“Still Running” follows it—heartbreaking story of a woman who’s fleeing something unnamed, and is so distraught, she can’t remember what that thing is. Murphy’s “Coming Home” paints a wistful scene in which nostalgia and present-day concerns meld when one returns to his/her beginnings. “What’s the use of crying,” Murphy asks (through Jokisch’s voice), “when you can’t retrace the tears?” The chorus shows both defiance and the need for the familiar:

I came to find my calling
And I made it on my own
So clear some space at the table, Mamma,
Mamma, I’m coming home

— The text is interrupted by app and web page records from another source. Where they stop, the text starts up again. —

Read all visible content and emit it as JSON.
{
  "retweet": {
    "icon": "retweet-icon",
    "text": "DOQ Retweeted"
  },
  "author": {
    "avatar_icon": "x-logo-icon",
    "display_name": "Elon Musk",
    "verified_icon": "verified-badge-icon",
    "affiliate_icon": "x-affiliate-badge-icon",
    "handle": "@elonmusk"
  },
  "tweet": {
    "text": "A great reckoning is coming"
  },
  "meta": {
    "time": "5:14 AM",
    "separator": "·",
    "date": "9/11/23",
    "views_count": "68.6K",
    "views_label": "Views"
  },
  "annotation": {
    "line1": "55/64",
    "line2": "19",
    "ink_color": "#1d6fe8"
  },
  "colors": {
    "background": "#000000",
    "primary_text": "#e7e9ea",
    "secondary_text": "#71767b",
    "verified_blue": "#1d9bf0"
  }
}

The chorus is also the strength of “Alright.” Jokisch practically whispers a desperate plea for a lover’s presence:

Green water still
Pull me down
Close to you
Let me drown
Let me breathe
Be my air

The melody is so beautiful, the violin accompaniment so perfectly placed, it’s a wonder a plastic disc can hold it all.

Take What You Will got ellipsis some attention, but one cannot make a living on attention alone. Since the record’s release, the band has foraged out in multiple directions, away from their Philly base. Murphy calls the quasi-split an “away” message—he currently serves as the technical lead for a startup out in San Francisco; Price is the webmaster and social media specialist at an independent school in a Philadelphia suburb; Jokisch is finishing up her MBA at Duke University’s Fuqua School of Business. All continue to play music in various incarnations. Both Murphy and Jokisch maintain their close ties to Philadelphia, and last year, ellipsis reconvened for several concert dates in and around their former home base.

They also entered the studio to record Walk This Road, a six-song EP that extends the maturity and multi-dimensional essence of Take What You Will. That maturity can be heard on the band’s re-recording of “Stowaway Ophelia,” from their first album. The arrangement is certainly improved—the hard, coffeehouse-standard strumming is replaced by guitar picking and bass, providing a lighter touch that brings out the nuances in the lyrics, and in Jokisch’s voice. And what a voice—instead of merely singing the song, she fills it. It’s almost difficult to believe it’s the same band who had recorded it a decade earlier.

Walk This Road also features a cover of Leonard Cohen’s “Hallelujah” that gives me chills. Now, if there’s one song that should be the target of a moratorium, it’s “Hallelujah.” It’s been done to death; if I’d never heard another artist sing “I heard there was a secret chord,” I’da been fine. But Jokisch’s vocal stops you in your tracks—so vulnerable, yet so perfect for the song. The harmonies after the third verse are chillingly good. The arrangement builds gradually, with violin, bass, and other voices chiming in until all instruments back away and the voices carry the song to its finale.

It’s quite a finish, quite a wonderful listen, and if it winds up being the final recorded statement from ellipsis, the harmonied “Hallelujah” is a fitting end. I hope that’s not the case, though. I hope there’s still more music in them, and I hope they find a way to share it with us all.